■ EXERCISE PROMPT ■
What is needed is an exact reproduction of the listing, without its pictures.

[[ INPUT DATA open ]]

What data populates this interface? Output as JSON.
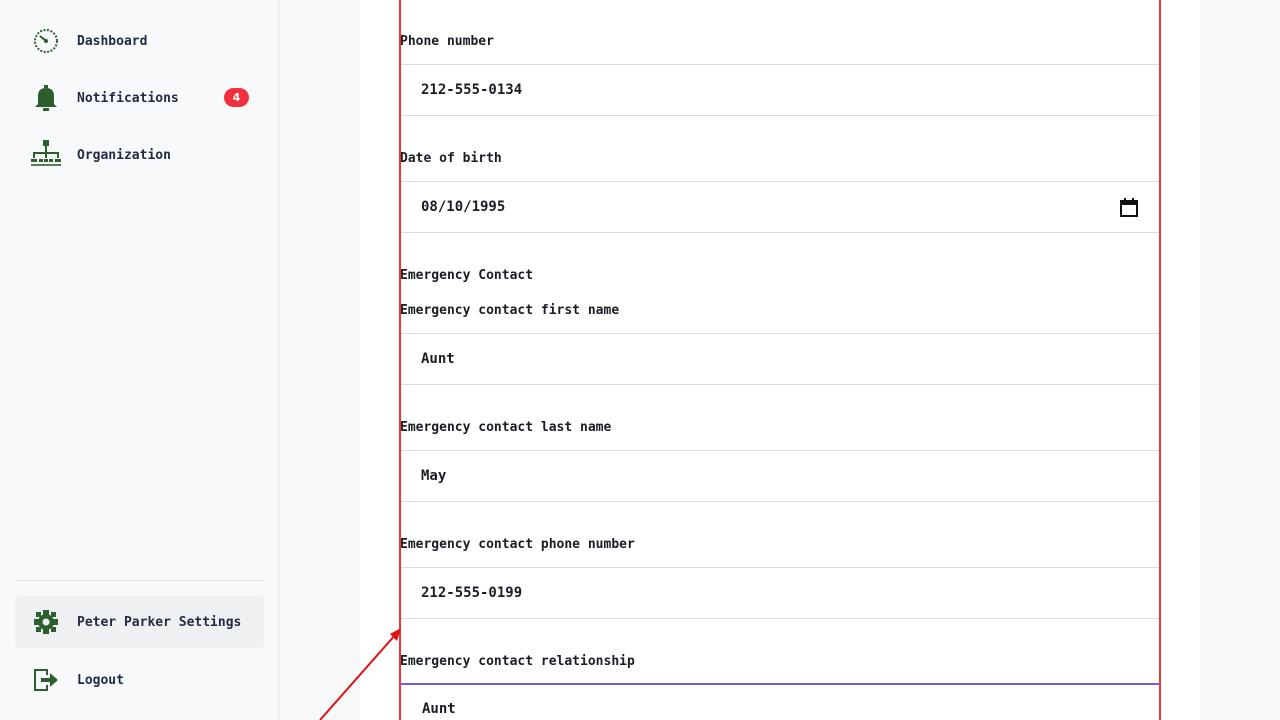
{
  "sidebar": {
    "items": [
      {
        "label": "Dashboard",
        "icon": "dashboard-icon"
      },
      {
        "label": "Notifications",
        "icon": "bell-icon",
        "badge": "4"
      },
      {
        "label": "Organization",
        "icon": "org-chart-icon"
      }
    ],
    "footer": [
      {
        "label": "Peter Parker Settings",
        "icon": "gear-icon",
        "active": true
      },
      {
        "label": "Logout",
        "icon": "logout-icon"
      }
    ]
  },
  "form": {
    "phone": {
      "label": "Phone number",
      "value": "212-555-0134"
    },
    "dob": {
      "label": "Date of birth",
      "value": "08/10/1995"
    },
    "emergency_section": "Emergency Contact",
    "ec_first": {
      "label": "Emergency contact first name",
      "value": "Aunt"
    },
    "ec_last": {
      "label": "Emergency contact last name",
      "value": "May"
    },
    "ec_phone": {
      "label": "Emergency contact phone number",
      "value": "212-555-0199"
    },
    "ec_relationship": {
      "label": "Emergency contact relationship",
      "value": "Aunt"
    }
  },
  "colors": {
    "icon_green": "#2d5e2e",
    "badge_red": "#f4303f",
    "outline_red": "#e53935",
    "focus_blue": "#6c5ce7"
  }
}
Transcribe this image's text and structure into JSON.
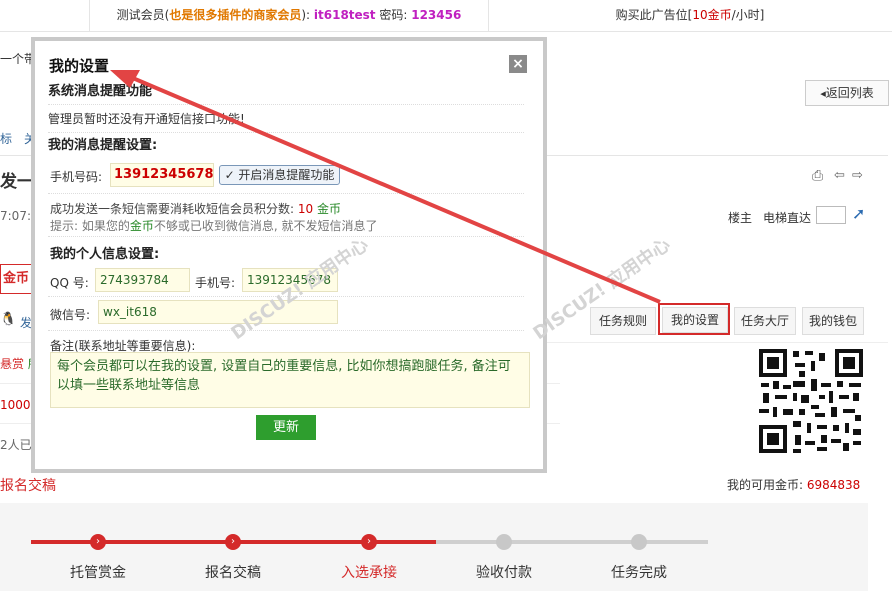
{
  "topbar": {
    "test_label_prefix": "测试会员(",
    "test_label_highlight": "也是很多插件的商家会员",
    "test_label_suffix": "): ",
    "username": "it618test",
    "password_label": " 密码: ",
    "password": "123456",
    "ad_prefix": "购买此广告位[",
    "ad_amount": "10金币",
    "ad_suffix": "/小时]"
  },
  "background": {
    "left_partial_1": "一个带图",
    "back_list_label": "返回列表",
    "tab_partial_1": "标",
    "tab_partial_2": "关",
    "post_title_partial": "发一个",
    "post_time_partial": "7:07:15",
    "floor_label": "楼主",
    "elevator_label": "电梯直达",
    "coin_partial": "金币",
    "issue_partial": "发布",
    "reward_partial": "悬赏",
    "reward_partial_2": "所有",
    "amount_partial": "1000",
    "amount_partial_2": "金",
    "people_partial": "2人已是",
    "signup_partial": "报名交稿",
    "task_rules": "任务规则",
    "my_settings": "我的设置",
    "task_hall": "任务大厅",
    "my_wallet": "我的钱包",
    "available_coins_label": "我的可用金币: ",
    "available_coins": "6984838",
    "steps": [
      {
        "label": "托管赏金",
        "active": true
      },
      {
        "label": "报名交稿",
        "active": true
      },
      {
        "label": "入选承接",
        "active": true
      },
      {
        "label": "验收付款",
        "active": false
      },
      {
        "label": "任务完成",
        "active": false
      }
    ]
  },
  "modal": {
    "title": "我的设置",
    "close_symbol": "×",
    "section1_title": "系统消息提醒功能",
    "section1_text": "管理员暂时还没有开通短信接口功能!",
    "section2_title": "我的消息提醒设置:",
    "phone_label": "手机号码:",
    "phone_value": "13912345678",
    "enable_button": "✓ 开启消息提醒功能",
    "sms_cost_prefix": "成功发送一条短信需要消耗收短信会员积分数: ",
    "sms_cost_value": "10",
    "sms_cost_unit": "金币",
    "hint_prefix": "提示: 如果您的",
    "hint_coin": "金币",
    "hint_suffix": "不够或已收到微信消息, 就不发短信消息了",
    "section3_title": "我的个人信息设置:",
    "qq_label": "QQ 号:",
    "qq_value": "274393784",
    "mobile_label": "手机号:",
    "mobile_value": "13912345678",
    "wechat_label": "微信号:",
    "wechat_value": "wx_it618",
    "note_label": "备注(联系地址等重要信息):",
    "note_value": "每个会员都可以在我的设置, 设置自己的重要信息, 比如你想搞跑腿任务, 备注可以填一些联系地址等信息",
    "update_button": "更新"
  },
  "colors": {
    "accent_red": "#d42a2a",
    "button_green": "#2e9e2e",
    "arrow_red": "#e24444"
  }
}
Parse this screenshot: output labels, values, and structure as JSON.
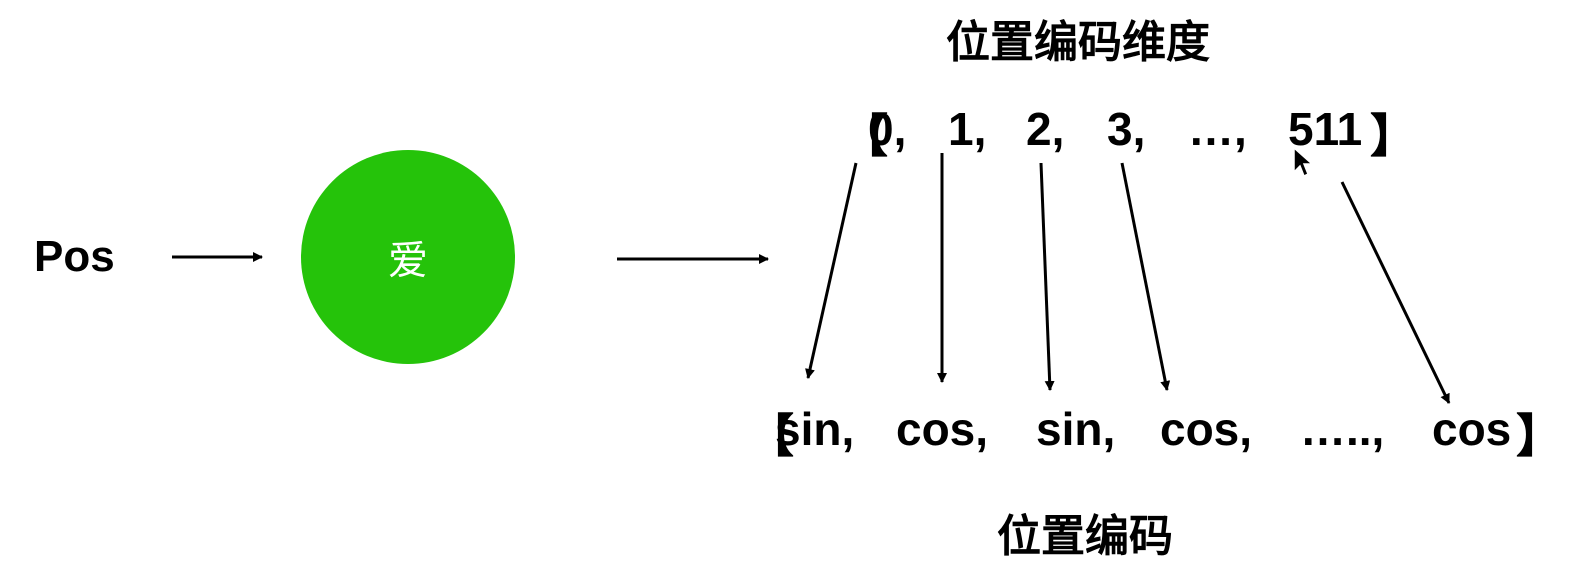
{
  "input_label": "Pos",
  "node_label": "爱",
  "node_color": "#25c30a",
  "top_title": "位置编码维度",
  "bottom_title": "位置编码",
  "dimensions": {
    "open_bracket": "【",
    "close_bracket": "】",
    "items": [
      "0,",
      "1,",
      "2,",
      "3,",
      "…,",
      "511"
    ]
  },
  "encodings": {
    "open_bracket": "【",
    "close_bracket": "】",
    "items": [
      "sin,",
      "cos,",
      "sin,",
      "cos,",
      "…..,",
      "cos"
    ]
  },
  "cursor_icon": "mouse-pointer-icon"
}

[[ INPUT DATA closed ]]

■ RESPONSE AREA ■
What data populates this interface? Output as JSON.
{
  "sidebar": {
    "items": [
      {
        "label": "Dashboard",
        "icon": "dashboard-icon"
      },
      {
        "label": "Notifications",
        "icon": "bell-icon",
        "badge": "4"
      },
      {
        "label": "Organization",
        "icon": "org-chart-icon"
      }
    ],
    "footer": [
      {
        "label": "Peter Parker Settings",
        "icon": "gear-icon",
        "active": true
      },
      {
        "label": "Logout",
        "icon": "logout-icon"
      }
    ]
  },
  "form": {
    "phone": {
      "label": "Phone number",
      "value": "212-555-0134"
    },
    "dob": {
      "label": "Date of birth",
      "value": "08/10/1995"
    },
    "emergency_section": "Emergency Contact",
    "ec_first": {
      "label": "Emergency contact first name",
      "value": "Aunt"
    },
    "ec_last": {
      "label": "Emergency contact last name",
      "value": "May"
    },
    "ec_phone": {
      "label": "Emergency contact phone number",
      "value": "212-555-0199"
    },
    "ec_relationship": {
      "label": "Emergency contact relationship",
      "value": "Aunt"
    }
  },
  "colors": {
    "icon_green": "#2d5e2e",
    "badge_red": "#f4303f",
    "outline_red": "#e53935",
    "focus_blue": "#6c5ce7"
  }
}
Transcribe this image's text and structure into JSON.
{
  "topbar": {
    "test_label_prefix": "测试会员(",
    "test_label_highlight": "也是很多插件的商家会员",
    "test_label_suffix": "): ",
    "username": "it618test",
    "password_label": " 密码: ",
    "password": "123456",
    "ad_prefix": "购买此广告位[",
    "ad_amount": "10金币",
    "ad_suffix": "/小时]"
  },
  "background": {
    "left_partial_1": "一个带图",
    "back_list_label": "返回列表",
    "tab_partial_1": "标",
    "tab_partial_2": "关",
    "post_title_partial": "发一个",
    "post_time_partial": "7:07:15",
    "floor_label": "楼主",
    "elevator_label": "电梯直达",
    "coin_partial": "金币",
    "issue_partial": "发布",
    "reward_partial": "悬赏",
    "reward_partial_2": "所有",
    "amount_partial": "1000",
    "amount_partial_2": "金",
    "people_partial": "2人已是",
    "signup_partial": "报名交稿",
    "task_rules": "任务规则",
    "my_settings": "我的设置",
    "task_hall": "任务大厅",
    "my_wallet": "我的钱包",
    "available_coins_label": "我的可用金币: ",
    "available_coins": "6984838",
    "steps": [
      {
        "label": "托管赏金",
        "active": true
      },
      {
        "label": "报名交稿",
        "active": true
      },
      {
        "label": "入选承接",
        "active": true
      },
      {
        "label": "验收付款",
        "active": false
      },
      {
        "label": "任务完成",
        "active": false
      }
    ]
  },
  "modal": {
    "title": "我的设置",
    "close_symbol": "×",
    "section1_title": "系统消息提醒功能",
    "section1_text": "管理员暂时还没有开通短信接口功能!",
    "section2_title": "我的消息提醒设置:",
    "phone_label": "手机号码:",
    "phone_value": "13912345678",
    "enable_button": "✓ 开启消息提醒功能",
    "sms_cost_prefix": "成功发送一条短信需要消耗收短信会员积分数: ",
    "sms_cost_value": "10",
    "sms_cost_unit": "金币",
    "hint_prefix": "提示: 如果您的",
    "hint_coin": "金币",
    "hint_suffix": "不够或已收到微信消息, 就不发短信消息了",
    "section3_title": "我的个人信息设置:",
    "qq_label": "QQ 号:",
    "qq_value": "274393784",
    "mobile_label": "手机号:",
    "mobile_value": "13912345678",
    "wechat_label": "微信号:",
    "wechat_value": "wx_it618",
    "note_label": "备注(联系地址等重要信息):",
    "note_value": "每个会员都可以在我的设置, 设置自己的重要信息, 比如你想搞跑腿任务, 备注可以填一些联系地址等信息",
    "update_button": "更新"
  },
  "colors": {
    "accent_red": "#d42a2a",
    "button_green": "#2e9e2e",
    "arrow_red": "#e24444"
  }
}
Parse this screenshot: output labels, values, and structure as JSON.
{
  "input_label": "Pos",
  "node_label": "爱",
  "node_color": "#25c30a",
  "top_title": "位置编码维度",
  "bottom_title": "位置编码",
  "dimensions": {
    "open_bracket": "【",
    "close_bracket": "】",
    "items": [
      "0,",
      "1,",
      "2,",
      "3,",
      "…,",
      "511"
    ]
  },
  "encodings": {
    "open_bracket": "【",
    "close_bracket": "】",
    "items": [
      "sin,",
      "cos,",
      "sin,",
      "cos,",
      "…..,",
      "cos"
    ]
  },
  "cursor_icon": "mouse-pointer-icon"
}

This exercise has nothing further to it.